◆ Your instructions
From the first line to the last, output the entries exactly.

Page and application data records:
===
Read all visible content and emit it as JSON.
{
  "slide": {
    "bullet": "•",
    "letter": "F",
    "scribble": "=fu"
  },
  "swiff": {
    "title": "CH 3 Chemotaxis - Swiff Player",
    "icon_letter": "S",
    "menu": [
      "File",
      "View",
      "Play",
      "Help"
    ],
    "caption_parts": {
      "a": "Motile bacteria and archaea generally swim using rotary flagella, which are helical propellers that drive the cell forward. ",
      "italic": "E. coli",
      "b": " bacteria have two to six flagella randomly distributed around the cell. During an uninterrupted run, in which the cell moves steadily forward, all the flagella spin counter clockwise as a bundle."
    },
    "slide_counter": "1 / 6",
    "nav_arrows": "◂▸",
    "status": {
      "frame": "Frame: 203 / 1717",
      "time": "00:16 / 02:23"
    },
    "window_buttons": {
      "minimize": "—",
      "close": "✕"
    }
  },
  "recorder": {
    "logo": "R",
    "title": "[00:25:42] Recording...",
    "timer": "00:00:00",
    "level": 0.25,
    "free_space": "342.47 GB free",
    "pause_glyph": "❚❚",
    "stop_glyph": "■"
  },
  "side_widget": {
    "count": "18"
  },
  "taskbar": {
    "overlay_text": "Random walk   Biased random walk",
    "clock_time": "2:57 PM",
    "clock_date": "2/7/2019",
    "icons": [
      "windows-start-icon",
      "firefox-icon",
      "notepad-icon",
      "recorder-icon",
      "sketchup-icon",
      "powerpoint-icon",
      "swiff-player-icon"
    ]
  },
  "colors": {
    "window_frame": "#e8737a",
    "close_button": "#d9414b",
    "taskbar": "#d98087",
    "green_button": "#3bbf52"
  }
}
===
◆ Answer area
Read all visible content and emit it as JSON.
{
  "slide": {
    "bullet": "•",
    "letter": "F",
    "scribble": "=fu"
  },
  "swiff": {
    "title": "CH 3 Chemotaxis - Swiff Player",
    "icon_letter": "S",
    "menu": [
      "File",
      "View",
      "Play",
      "Help"
    ],
    "caption_parts": {
      "a": "Motile bacteria and archaea generally swim using rotary flagella, which are helical propellers that drive the cell forward. ",
      "italic": "E. coli",
      "b": " bacteria have two to six flagella randomly distributed around the cell. During an uninterrupted run, in which the cell moves steadily forward, all the flagella spin counter clockwise as a bundle."
    },
    "slide_counter": "1 / 6",
    "nav_arrows": "◂▸",
    "status": {
      "frame": "Frame: 203 / 1717",
      "time": "00:16 / 02:23"
    },
    "window_buttons": {
      "minimize": "—",
      "close": "✕"
    }
  },
  "recorder": {
    "logo": "R",
    "title": "[00:25:42] Recording...",
    "timer": "00:00:00",
    "level": 0.25,
    "free_space": "342.47 GB free",
    "pause_glyph": "❚❚",
    "stop_glyph": "■"
  },
  "side_widget": {
    "count": "18"
  },
  "taskbar": {
    "overlay_text": "Random walk   Biased random walk",
    "clock_time": "2:57 PM",
    "clock_date": "2/7/2019",
    "icons": [
      "windows-start-icon",
      "firefox-icon",
      "notepad-icon",
      "recorder-icon",
      "sketchup-icon",
      "powerpoint-icon",
      "swiff-player-icon"
    ]
  },
  "colors": {
    "window_frame": "#e8737a",
    "close_button": "#d9414b",
    "taskbar": "#d98087",
    "green_button": "#3bbf52"
  }
}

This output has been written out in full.